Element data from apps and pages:
══════════════════════════════

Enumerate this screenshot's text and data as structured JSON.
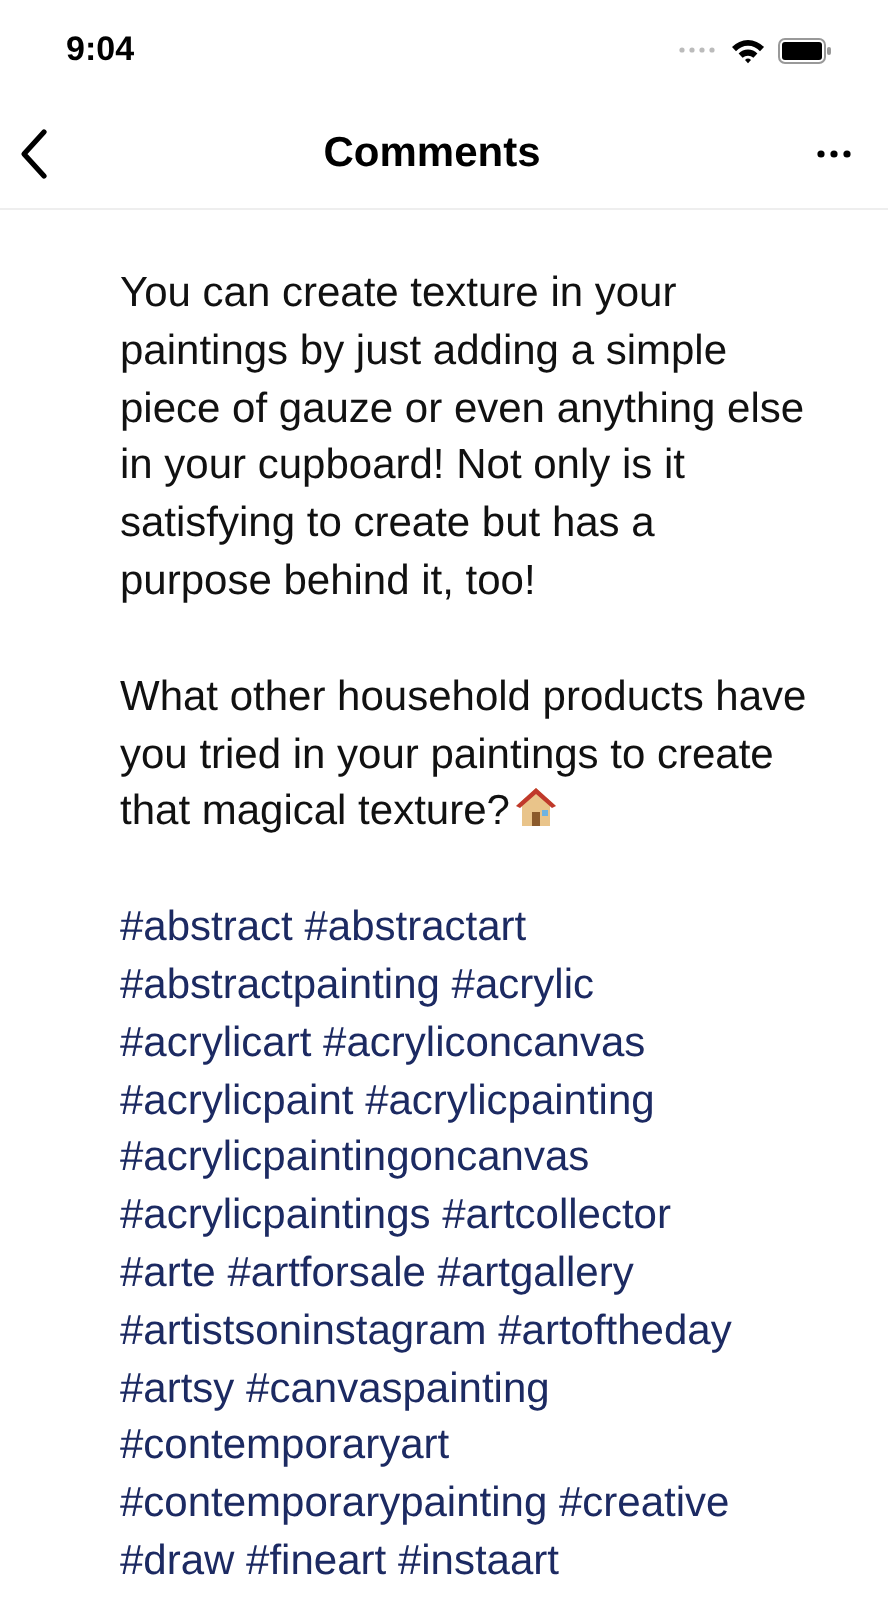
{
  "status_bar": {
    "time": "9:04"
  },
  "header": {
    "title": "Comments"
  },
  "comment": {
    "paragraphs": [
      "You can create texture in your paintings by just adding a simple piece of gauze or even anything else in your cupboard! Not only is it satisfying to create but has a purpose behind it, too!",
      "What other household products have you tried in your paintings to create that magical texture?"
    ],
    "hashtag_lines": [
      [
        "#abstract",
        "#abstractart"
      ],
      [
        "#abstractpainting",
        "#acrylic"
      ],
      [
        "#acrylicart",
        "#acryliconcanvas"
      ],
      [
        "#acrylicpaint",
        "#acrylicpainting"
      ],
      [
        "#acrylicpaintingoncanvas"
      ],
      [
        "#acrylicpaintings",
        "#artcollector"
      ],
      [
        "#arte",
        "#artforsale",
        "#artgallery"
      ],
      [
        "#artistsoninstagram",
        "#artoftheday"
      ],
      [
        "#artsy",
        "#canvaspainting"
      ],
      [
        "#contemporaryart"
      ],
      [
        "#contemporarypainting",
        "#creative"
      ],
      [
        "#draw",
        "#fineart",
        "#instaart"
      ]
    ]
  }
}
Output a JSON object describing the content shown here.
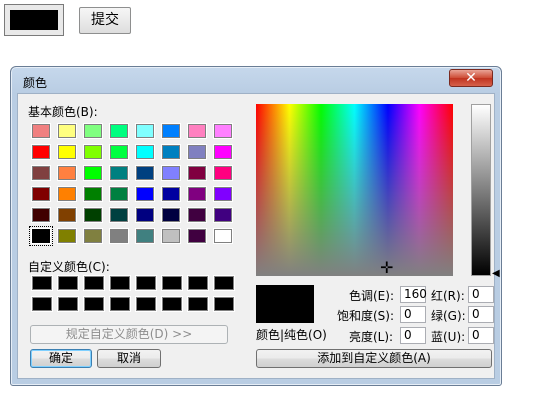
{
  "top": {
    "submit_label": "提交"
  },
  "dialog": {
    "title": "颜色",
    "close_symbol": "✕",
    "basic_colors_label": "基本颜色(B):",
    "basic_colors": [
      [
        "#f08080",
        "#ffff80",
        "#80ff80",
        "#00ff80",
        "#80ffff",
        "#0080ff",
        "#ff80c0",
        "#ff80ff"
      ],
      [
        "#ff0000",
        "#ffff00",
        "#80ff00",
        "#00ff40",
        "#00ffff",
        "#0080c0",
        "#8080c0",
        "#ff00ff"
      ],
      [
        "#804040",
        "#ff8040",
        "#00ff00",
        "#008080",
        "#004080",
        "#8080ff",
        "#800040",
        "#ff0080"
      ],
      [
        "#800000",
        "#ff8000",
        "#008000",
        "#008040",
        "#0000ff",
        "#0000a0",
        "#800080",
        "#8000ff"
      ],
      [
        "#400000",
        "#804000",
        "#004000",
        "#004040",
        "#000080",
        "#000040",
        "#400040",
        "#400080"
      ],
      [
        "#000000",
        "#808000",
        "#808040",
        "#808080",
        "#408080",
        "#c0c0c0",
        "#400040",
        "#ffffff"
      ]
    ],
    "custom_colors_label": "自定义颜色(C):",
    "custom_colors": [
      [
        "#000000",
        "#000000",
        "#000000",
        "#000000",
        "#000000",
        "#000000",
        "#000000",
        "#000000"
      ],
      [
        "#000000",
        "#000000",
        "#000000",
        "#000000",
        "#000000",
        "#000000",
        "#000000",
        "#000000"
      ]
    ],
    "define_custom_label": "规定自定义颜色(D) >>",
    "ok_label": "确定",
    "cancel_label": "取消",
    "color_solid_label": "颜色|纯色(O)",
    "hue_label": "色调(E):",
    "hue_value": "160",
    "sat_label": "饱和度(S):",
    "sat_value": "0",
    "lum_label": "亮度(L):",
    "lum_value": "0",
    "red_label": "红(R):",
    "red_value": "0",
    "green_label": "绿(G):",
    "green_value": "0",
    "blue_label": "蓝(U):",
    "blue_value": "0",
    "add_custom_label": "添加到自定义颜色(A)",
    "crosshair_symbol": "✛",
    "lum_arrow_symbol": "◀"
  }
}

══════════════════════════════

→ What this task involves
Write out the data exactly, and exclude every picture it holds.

→ Result
Enumerate this screenshot's text and data as structured JSON.
{
  "status_bar": {
    "time": "9:04"
  },
  "header": {
    "title": "Comments"
  },
  "comment": {
    "paragraphs": [
      "You can create texture in your paintings by just adding a simple piece of gauze or even anything else in your cupboard! Not only is it satisfying to create but has a purpose behind it, too!",
      "What other household products have you tried in your paintings to create that magical texture?"
    ],
    "hashtag_lines": [
      [
        "#abstract",
        "#abstractart"
      ],
      [
        "#abstractpainting",
        "#acrylic"
      ],
      [
        "#acrylicart",
        "#acryliconcanvas"
      ],
      [
        "#acrylicpaint",
        "#acrylicpainting"
      ],
      [
        "#acrylicpaintingoncanvas"
      ],
      [
        "#acrylicpaintings",
        "#artcollector"
      ],
      [
        "#arte",
        "#artforsale",
        "#artgallery"
      ],
      [
        "#artistsoninstagram",
        "#artoftheday"
      ],
      [
        "#artsy",
        "#canvaspainting"
      ],
      [
        "#contemporaryart"
      ],
      [
        "#contemporarypainting",
        "#creative"
      ],
      [
        "#draw",
        "#fineart",
        "#instaart"
      ]
    ]
  }
}
Output a JSON object describing the content shown here.
{
  "top": {
    "submit_label": "提交"
  },
  "dialog": {
    "title": "颜色",
    "close_symbol": "✕",
    "basic_colors_label": "基本颜色(B):",
    "basic_colors": [
      [
        "#f08080",
        "#ffff80",
        "#80ff80",
        "#00ff80",
        "#80ffff",
        "#0080ff",
        "#ff80c0",
        "#ff80ff"
      ],
      [
        "#ff0000",
        "#ffff00",
        "#80ff00",
        "#00ff40",
        "#00ffff",
        "#0080c0",
        "#8080c0",
        "#ff00ff"
      ],
      [
        "#804040",
        "#ff8040",
        "#00ff00",
        "#008080",
        "#004080",
        "#8080ff",
        "#800040",
        "#ff0080"
      ],
      [
        "#800000",
        "#ff8000",
        "#008000",
        "#008040",
        "#0000ff",
        "#0000a0",
        "#800080",
        "#8000ff"
      ],
      [
        "#400000",
        "#804000",
        "#004000",
        "#004040",
        "#000080",
        "#000040",
        "#400040",
        "#400080"
      ],
      [
        "#000000",
        "#808000",
        "#808040",
        "#808080",
        "#408080",
        "#c0c0c0",
        "#400040",
        "#ffffff"
      ]
    ],
    "custom_colors_label": "自定义颜色(C):",
    "custom_colors": [
      [
        "#000000",
        "#000000",
        "#000000",
        "#000000",
        "#000000",
        "#000000",
        "#000000",
        "#000000"
      ],
      [
        "#000000",
        "#000000",
        "#000000",
        "#000000",
        "#000000",
        "#000000",
        "#000000",
        "#000000"
      ]
    ],
    "define_custom_label": "规定自定义颜色(D) >>",
    "ok_label": "确定",
    "cancel_label": "取消",
    "color_solid_label": "颜色|纯色(O)",
    "hue_label": "色调(E):",
    "hue_value": "160",
    "sat_label": "饱和度(S):",
    "sat_value": "0",
    "lum_label": "亮度(L):",
    "lum_value": "0",
    "red_label": "红(R):",
    "red_value": "0",
    "green_label": "绿(G):",
    "green_value": "0",
    "blue_label": "蓝(U):",
    "blue_value": "0",
    "add_custom_label": "添加到自定义颜色(A)",
    "crosshair_symbol": "✛",
    "lum_arrow_symbol": "◀"
  }
}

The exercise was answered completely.